The 58-year-old US actor was controversially presented with the prestigious Donostia lifetime achievement award at this year's ceremony, where he took to the stage to condemn cancel culture amid his ongoing legal woes with ex-wife Amber Heard.
In an unusual public statement off the back of his libel case loss against The Sun newspaper who had dubbed him a "wife beater", an unwavering Depp declared "no one is safe".
"It can be seen as an event in history that lasted for however long it lasted, this cancel culture, this instant rush to judgment based on what essentially amounts to polluted air," Depp said at the ceremony, Deadline reports.
"It's so far out of hand now that I can promise you that no one is safe. Not one of you. No one out that door. No one is safe.
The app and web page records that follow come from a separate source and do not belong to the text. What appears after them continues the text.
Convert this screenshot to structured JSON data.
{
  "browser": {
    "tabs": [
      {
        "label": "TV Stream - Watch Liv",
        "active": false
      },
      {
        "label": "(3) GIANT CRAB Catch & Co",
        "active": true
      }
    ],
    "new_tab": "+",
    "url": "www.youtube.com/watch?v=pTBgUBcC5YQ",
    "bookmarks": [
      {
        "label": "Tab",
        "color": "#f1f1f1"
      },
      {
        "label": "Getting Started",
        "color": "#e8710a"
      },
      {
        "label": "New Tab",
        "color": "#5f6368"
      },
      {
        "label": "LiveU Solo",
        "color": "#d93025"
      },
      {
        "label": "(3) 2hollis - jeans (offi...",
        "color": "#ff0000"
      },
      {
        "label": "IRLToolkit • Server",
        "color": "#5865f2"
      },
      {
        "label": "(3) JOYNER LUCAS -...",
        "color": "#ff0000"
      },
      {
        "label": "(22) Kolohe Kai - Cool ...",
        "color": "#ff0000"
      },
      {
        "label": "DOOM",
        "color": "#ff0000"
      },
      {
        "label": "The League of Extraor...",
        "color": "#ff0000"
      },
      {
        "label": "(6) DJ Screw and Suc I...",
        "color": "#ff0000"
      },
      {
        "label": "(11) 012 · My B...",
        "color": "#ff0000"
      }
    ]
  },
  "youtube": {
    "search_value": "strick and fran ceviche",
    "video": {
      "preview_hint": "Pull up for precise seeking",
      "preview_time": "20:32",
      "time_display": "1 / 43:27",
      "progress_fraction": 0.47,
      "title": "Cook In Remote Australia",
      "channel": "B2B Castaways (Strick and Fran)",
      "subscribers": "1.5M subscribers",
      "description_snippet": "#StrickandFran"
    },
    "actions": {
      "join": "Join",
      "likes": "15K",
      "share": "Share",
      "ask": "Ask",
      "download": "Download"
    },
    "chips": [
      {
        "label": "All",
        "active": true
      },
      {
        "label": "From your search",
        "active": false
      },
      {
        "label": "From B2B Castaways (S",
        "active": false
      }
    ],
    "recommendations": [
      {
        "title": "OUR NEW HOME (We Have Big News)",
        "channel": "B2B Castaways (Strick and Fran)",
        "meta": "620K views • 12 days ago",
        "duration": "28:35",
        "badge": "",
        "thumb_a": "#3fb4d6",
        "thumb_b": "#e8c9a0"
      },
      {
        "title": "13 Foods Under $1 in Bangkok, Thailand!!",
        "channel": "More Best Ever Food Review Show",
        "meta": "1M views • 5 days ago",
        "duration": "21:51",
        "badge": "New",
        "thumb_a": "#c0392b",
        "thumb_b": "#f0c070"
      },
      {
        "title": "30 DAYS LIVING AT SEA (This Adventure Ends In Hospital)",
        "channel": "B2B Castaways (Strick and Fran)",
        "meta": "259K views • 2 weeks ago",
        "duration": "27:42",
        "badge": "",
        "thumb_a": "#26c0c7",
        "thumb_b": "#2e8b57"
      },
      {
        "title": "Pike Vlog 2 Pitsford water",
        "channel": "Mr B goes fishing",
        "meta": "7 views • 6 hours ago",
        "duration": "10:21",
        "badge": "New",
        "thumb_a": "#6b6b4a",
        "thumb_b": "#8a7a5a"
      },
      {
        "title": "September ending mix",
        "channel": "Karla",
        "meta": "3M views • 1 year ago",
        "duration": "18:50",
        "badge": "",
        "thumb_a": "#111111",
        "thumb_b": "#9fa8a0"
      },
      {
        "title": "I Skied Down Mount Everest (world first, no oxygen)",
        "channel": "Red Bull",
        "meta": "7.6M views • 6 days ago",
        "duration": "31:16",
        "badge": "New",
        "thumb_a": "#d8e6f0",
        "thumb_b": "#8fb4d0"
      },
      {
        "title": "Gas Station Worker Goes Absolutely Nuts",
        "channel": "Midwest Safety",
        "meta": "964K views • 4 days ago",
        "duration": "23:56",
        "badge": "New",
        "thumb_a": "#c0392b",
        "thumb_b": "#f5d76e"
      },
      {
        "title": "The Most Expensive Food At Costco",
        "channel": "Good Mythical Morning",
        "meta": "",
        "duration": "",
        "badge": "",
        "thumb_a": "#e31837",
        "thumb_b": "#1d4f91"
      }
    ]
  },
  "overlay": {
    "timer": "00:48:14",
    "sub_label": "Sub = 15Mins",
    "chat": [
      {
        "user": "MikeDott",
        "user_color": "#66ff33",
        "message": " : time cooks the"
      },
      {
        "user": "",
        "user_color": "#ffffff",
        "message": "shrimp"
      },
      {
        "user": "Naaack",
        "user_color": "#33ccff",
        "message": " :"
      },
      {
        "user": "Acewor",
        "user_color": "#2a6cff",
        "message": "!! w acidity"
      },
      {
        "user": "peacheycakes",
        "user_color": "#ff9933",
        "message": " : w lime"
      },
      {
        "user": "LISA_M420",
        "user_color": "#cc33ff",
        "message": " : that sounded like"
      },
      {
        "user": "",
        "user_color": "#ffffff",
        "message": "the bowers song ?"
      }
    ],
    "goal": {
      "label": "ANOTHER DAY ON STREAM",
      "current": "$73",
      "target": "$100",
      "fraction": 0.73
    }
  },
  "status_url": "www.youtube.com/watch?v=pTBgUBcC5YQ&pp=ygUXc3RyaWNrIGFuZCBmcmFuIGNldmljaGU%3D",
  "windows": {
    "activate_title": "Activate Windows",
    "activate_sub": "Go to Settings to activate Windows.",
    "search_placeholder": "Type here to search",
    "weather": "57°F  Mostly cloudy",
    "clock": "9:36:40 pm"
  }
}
"It takes one sentence and there's no more ground, the carpet has been pulled. It's not just me that this has happened to, it's happened to a lot of people.
"This type of thing has happened to women, men. Children have suffered from various types of unpleasantries. Sadly at a certain point, they begin to think that it's normal. Or that it's them. When it's not."
It's clear Depp was referencing his damaged reputation in Hollywood as a result of Heard's claims she was a victim of domestic abuse during their two-year marriage, which saw Depp forced to step down from Warner Bros' Fantastic Beasts franchise.
Depp has vehemently denied allegations he was abusive, and is suing Heard in a $70 million defamation case which goes to trial in the US in April 2022, regarding a Washington Post opinion piece Heard wrote about being a victim of domestic violence.
Heard, 35, is pursuing a $138 million counterclaim.
"It doesn't matter if a judgment, per se, has taken some artistic license. When there's an injustice, whether it's against you or someone you love, or someone you believe in — stand up, don't sit down, because they need you," Depp added in his speech.
At a press conference during the festival, Depp was slapped with questions as to how he felt about backlash that he was the recipient of the Donostia award – the ceremony's highest honour.
While the host of the conference shut down personal questions, Depp was more than willing to answer, admitting he was "worried" about attending because he "didn't want to offend anyone".
He also thanked organisers for their "undying support" and for "not buying what has been, for far too long, some notion of me that doesn't exist".
"I haven't done anything, I just make movies," Depp added.
Addressing his most famous role as Captain Jack Sparrow in Disney's Pirates of the Caribbean movies, Depp said the role could "never" be taken away from him.
Disney is reportedly planning more films in the Pirates franchise but Depp's involvement is still up in the air.